We recognise discussion and debate as a key aspect of effective learning and embrace the principles described by ‘Blooms Taxonomy’. Using this structure it is possible to offer sufficient challenge for children, encouraging higher order thinking skills.
To teach History effectively, teachers employ a variety of methodologies, such as:-
- Subject specific vocabulary
Identified through medium term plans and highlighted to the children at the beginning of lessons through mind maps and revisited through class assemblies and knowledge quizzes.
We use a whole-school timeline which records all history learning and enables children to put new learning in the context of old learning. Children will also have individual timelines to keep referring to, in order to understand the chronology of events for each topic studied.
Children will have constant access to a wide variety of subject specific fiction and non-fiction books, available in history lessons, other lessons and in the class book area
- Use of artefacts
Where possible we use a range of visual stimulus such as artefacts, videos and photographs for children to explore and investigate. We believe that handling real objects enhances the children’s historical knowledge, understanding and skills.
- Use of sources / bias
We aim for children to recognise that bias exists in some form in all historical sources, and this needs to be accounted for in their interpretation of evidence.
The use of ICT including CD-ROMs, web-based resources and interactive programs such as QR code trails enhances the students learning experience.
Teachers will assess learning using mind maps at the beginning of each lesson to recap prior learning and through the use of ‘quick quizzes’.
- Outdoor learning
We recognise that children learn in a variety of ways, and so where appropriate, children will learn history outside the classroom, with visits to historical sites and museums
- Approaches to teaching
A wide variety of teaching approaches are used in history lessons to ensure children make good progress, and all learning styles are catered for. Class teachers ensure there is a good balance of whole class, group work and individual learning in history lessons.
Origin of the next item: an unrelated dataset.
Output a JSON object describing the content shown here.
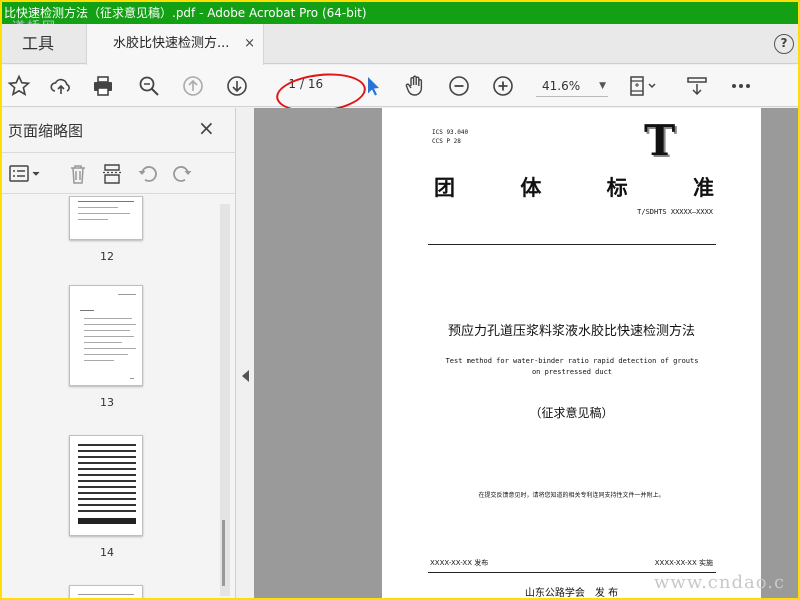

We also aim to incorporate presentations by teachers, visitors and children; drama and role play; discussions and debates and themed days or weeks to inspire all learners.
A typical topic for history will be sequenced in the following way:
Lesson 1: Identify the historical period on the whole school timeline.
Assess children’s prior knowledge.
Lesson 2: Introduce the topic, historical lens and curriculum links.
Lesson 3/4/5: Teaching of learning of significant event or person
Use of mind map to recap prior learning
Different tasks to assess retrieval of key information.
Use of historical skills to question source's reliability.
Discussion of skills used in lesson and how they are used in other subjects/real-life.
Lesson 6/7: Key enquiry linking the topic and lens.
We assess children’s work in history by making informal judgements as we observe them during lessons, by the use of a mind map at the beginning of a lesson to recap prior learning and with the use of ‘quick quizzes’ for assessment of fact retrieval. We mark a piece of work once it has been completed and we comment as necessary. An assessment is recorded in the pupils’ end of year report. Formative assessments are made against statutory end of key stage objectives.
- Children will know more, remember more and understand more about History.
- Children will understand and use the key skills of chronological understanding. Knowledge and understanding of events in the past, historical interpretation, historical enquiry and organisation and communication.
- The large majority of children will achieve age related expectations in History.
- As historians children will learn lessons from history to influence the decisions they make in their lives in the future.
All of our staff, senior leaders and Governors are involved in measuring the impact of our history curriculum in differing ways.